• _Exercise objective_: Print the listing below again. Change nothing.

• _Input material_:
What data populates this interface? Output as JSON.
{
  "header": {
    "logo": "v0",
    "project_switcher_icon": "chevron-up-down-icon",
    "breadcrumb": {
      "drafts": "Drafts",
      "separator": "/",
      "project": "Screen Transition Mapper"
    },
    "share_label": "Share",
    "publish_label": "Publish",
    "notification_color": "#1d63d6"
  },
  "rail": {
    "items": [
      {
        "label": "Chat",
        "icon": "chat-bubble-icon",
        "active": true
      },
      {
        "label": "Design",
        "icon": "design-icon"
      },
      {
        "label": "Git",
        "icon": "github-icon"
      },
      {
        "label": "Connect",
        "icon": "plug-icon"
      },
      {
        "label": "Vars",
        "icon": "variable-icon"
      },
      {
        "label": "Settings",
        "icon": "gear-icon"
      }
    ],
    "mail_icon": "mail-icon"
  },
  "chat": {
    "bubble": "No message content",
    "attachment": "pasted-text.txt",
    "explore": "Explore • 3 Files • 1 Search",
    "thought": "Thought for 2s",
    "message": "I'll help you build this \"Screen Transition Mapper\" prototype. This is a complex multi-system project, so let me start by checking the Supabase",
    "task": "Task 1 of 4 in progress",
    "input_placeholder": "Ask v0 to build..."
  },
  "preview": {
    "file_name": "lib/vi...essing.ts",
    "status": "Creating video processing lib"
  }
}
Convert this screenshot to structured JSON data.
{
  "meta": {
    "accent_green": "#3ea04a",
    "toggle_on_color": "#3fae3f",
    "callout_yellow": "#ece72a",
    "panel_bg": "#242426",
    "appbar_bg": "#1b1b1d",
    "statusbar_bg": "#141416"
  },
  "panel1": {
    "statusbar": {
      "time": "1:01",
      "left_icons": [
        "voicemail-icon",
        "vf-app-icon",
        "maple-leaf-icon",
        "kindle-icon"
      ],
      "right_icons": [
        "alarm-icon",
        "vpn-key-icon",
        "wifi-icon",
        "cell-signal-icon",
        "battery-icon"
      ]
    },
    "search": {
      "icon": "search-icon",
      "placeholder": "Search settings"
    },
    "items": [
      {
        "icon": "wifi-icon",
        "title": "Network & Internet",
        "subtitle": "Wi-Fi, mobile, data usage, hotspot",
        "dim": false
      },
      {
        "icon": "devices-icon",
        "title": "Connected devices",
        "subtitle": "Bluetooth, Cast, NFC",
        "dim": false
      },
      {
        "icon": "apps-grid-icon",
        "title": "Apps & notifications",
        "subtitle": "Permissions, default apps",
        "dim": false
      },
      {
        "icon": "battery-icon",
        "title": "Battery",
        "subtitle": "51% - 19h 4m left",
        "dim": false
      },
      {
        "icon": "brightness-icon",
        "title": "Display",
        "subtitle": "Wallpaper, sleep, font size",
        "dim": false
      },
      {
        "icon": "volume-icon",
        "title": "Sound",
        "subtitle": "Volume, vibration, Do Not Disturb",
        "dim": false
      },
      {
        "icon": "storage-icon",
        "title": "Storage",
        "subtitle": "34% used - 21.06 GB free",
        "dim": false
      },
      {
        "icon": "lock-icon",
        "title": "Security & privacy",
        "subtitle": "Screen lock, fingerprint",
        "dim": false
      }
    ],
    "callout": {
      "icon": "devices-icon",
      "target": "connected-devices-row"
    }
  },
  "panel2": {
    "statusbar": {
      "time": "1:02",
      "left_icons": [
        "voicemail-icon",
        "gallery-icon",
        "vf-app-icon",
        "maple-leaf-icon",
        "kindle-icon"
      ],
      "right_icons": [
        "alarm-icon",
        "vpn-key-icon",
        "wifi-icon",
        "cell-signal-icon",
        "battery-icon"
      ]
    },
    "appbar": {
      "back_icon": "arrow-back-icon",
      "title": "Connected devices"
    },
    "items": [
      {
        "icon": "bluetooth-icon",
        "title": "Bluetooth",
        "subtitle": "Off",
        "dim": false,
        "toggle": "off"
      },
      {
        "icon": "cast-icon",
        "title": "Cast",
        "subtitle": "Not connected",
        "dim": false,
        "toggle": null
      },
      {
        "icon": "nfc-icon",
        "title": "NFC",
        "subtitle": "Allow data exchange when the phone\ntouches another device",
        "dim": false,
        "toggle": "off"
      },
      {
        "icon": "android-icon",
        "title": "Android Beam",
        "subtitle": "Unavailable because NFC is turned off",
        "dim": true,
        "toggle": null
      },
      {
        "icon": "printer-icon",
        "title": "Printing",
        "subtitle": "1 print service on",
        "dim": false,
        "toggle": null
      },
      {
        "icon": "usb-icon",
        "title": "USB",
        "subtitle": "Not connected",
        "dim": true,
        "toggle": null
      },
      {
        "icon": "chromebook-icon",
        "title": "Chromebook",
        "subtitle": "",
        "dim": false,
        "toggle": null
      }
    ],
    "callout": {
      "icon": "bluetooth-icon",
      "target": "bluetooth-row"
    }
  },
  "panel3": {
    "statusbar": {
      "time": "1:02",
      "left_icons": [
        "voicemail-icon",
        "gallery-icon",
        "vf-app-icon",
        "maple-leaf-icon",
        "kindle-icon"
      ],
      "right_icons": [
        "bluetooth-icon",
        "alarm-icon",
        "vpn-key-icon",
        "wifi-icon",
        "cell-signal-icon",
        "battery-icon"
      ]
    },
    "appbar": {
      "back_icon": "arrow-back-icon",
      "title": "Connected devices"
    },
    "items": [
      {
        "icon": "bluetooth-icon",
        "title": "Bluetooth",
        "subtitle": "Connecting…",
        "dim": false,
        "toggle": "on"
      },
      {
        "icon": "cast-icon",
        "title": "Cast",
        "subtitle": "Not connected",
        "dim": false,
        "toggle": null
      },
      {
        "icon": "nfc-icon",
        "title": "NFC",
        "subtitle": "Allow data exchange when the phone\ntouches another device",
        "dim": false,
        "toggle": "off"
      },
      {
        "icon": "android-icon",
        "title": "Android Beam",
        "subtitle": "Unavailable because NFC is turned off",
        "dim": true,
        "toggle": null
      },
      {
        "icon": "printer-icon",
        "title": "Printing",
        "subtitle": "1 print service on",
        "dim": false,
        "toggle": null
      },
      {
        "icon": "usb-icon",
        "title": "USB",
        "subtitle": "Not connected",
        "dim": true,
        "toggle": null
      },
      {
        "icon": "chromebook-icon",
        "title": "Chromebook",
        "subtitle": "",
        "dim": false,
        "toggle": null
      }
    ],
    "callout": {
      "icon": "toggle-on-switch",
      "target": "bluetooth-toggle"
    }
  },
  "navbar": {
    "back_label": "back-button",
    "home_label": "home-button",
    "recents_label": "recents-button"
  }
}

• _Solution_:
What data populates this interface? Output as JSON.
{
  "header": {
    "logo": "v0",
    "project_switcher_icon": "chevron-up-down-icon",
    "breadcrumb": {
      "drafts": "Drafts",
      "separator": "/",
      "project": "Screen Transition Mapper"
    },
    "share_label": "Share",
    "publish_label": "Publish",
    "notification_color": "#1d63d6"
  },
  "rail": {
    "items": [
      {
        "label": "Chat",
        "icon": "chat-bubble-icon",
        "active": true
      },
      {
        "label": "Design",
        "icon": "design-icon"
      },
      {
        "label": "Git",
        "icon": "github-icon"
      },
      {
        "label": "Connect",
        "icon": "plug-icon"
      },
      {
        "label": "Vars",
        "icon": "variable-icon"
      },
      {
        "label": "Settings",
        "icon": "gear-icon"
      }
    ],
    "mail_icon": "mail-icon"
  },
  "chat": {
    "bubble": "No message content",
    "attachment": "pasted-text.txt",
    "explore": "Explore • 3 Files • 1 Search",
    "thought": "Thought for 2s",
    "message": "I'll help you build this \"Screen Transition Mapper\" prototype. This is a complex multi-system project, so let me start by checking the Supabase",
    "task": "Task 1 of 4 in progress",
    "input_placeholder": "Ask v0 to build..."
  },
  "preview": {
    "file_name": "lib/vi...essing.ts",
    "status": "Creating video processing lib"
  }
}
Convert this screenshot to structured JSON data.
{
  "meta": {
    "accent_green": "#3ea04a",
    "toggle_on_color": "#3fae3f",
    "callout_yellow": "#ece72a",
    "panel_bg": "#242426",
    "appbar_bg": "#1b1b1d",
    "statusbar_bg": "#141416"
  },
  "panel1": {
    "statusbar": {
      "time": "1:01",
      "left_icons": [
        "voicemail-icon",
        "vf-app-icon",
        "maple-leaf-icon",
        "kindle-icon"
      ],
      "right_icons": [
        "alarm-icon",
        "vpn-key-icon",
        "wifi-icon",
        "cell-signal-icon",
        "battery-icon"
      ]
    },
    "search": {
      "icon": "search-icon",
      "placeholder": "Search settings"
    },
    "items": [
      {
        "icon": "wifi-icon",
        "title": "Network & Internet",
        "subtitle": "Wi-Fi, mobile, data usage, hotspot",
        "dim": false
      },
      {
        "icon": "devices-icon",
        "title": "Connected devices",
        "subtitle": "Bluetooth, Cast, NFC",
        "dim": false
      },
      {
        "icon": "apps-grid-icon",
        "title": "Apps & notifications",
        "subtitle": "Permissions, default apps",
        "dim": false
      },
      {
        "icon": "battery-icon",
        "title": "Battery",
        "subtitle": "51% - 19h 4m left",
        "dim": false
      },
      {
        "icon": "brightness-icon",
        "title": "Display",
        "subtitle": "Wallpaper, sleep, font size",
        "dim": false
      },
      {
        "icon": "volume-icon",
        "title": "Sound",
        "subtitle": "Volume, vibration, Do Not Disturb",
        "dim": false
      },
      {
        "icon": "storage-icon",
        "title": "Storage",
        "subtitle": "34% used - 21.06 GB free",
        "dim": false
      },
      {
        "icon": "lock-icon",
        "title": "Security & privacy",
        "subtitle": "Screen lock, fingerprint",
        "dim": false
      }
    ],
    "callout": {
      "icon": "devices-icon",
      "target": "connected-devices-row"
    }
  },
  "panel2": {
    "statusbar": {
      "time": "1:02",
      "left_icons": [
        "voicemail-icon",
        "gallery-icon",
        "vf-app-icon",
        "maple-leaf-icon",
        "kindle-icon"
      ],
      "right_icons": [
        "alarm-icon",
        "vpn-key-icon",
        "wifi-icon",
        "cell-signal-icon",
        "battery-icon"
      ]
    },
    "appbar": {
      "back_icon": "arrow-back-icon",
      "title": "Connected devices"
    },
    "items": [
      {
        "icon": "bluetooth-icon",
        "title": "Bluetooth",
        "subtitle": "Off",
        "dim": false,
        "toggle": "off"
      },
      {
        "icon": "cast-icon",
        "title": "Cast",
        "subtitle": "Not connected",
        "dim": false,
        "toggle": null
      },
      {
        "icon": "nfc-icon",
        "title": "NFC",
        "subtitle": "Allow data exchange when the phone\ntouches another device",
        "dim": false,
        "toggle": "off"
      },
      {
        "icon": "android-icon",
        "title": "Android Beam",
        "subtitle": "Unavailable because NFC is turned off",
        "dim": true,
        "toggle": null
      },
      {
        "icon": "printer-icon",
        "title": "Printing",
        "subtitle": "1 print service on",
        "dim": false,
        "toggle": null
      },
      {
        "icon": "usb-icon",
        "title": "USB",
        "subtitle": "Not connected",
        "dim": true,
        "toggle": null
      },
      {
        "icon": "chromebook-icon",
        "title": "Chromebook",
        "subtitle": "",
        "dim": false,
        "toggle": null
      }
    ],
    "callout": {
      "icon": "bluetooth-icon",
      "target": "bluetooth-row"
    }
  },
  "panel3": {
    "statusbar": {
      "time": "1:02",
      "left_icons": [
        "voicemail-icon",
        "gallery-icon",
        "vf-app-icon",
        "maple-leaf-icon",
        "kindle-icon"
      ],
      "right_icons": [
        "bluetooth-icon",
        "alarm-icon",
        "vpn-key-icon",
        "wifi-icon",
        "cell-signal-icon",
        "battery-icon"
      ]
    },
    "appbar": {
      "back_icon": "arrow-back-icon",
      "title": "Connected devices"
    },
    "items": [
      {
        "icon": "bluetooth-icon",
        "title": "Bluetooth",
        "subtitle": "Connecting…",
        "dim": false,
        "toggle": "on"
      },
      {
        "icon": "cast-icon",
        "title": "Cast",
        "subtitle": "Not connected",
        "dim": false,
        "toggle": null
      },
      {
        "icon": "nfc-icon",
        "title": "NFC",
        "subtitle": "Allow data exchange when the phone\ntouches another device",
        "dim": false,
        "toggle": "off"
      },
      {
        "icon": "android-icon",
        "title": "Android Beam",
        "subtitle": "Unavailable because NFC is turned off",
        "dim": true,
        "toggle": null
      },
      {
        "icon": "printer-icon",
        "title": "Printing",
        "subtitle": "1 print service on",
        "dim": false,
        "toggle": null
      },
      {
        "icon": "usb-icon",
        "title": "USB",
        "subtitle": "Not connected",
        "dim": true,
        "toggle": null
      },
      {
        "icon": "chromebook-icon",
        "title": "Chromebook",
        "subtitle": "",
        "dim": false,
        "toggle": null
      }
    ],
    "callout": {
      "icon": "toggle-on-switch",
      "target": "bluetooth-toggle"
    }
  },
  "navbar": {
    "back_label": "back-button",
    "home_label": "home-button",
    "recents_label": "recents-button"
  }
}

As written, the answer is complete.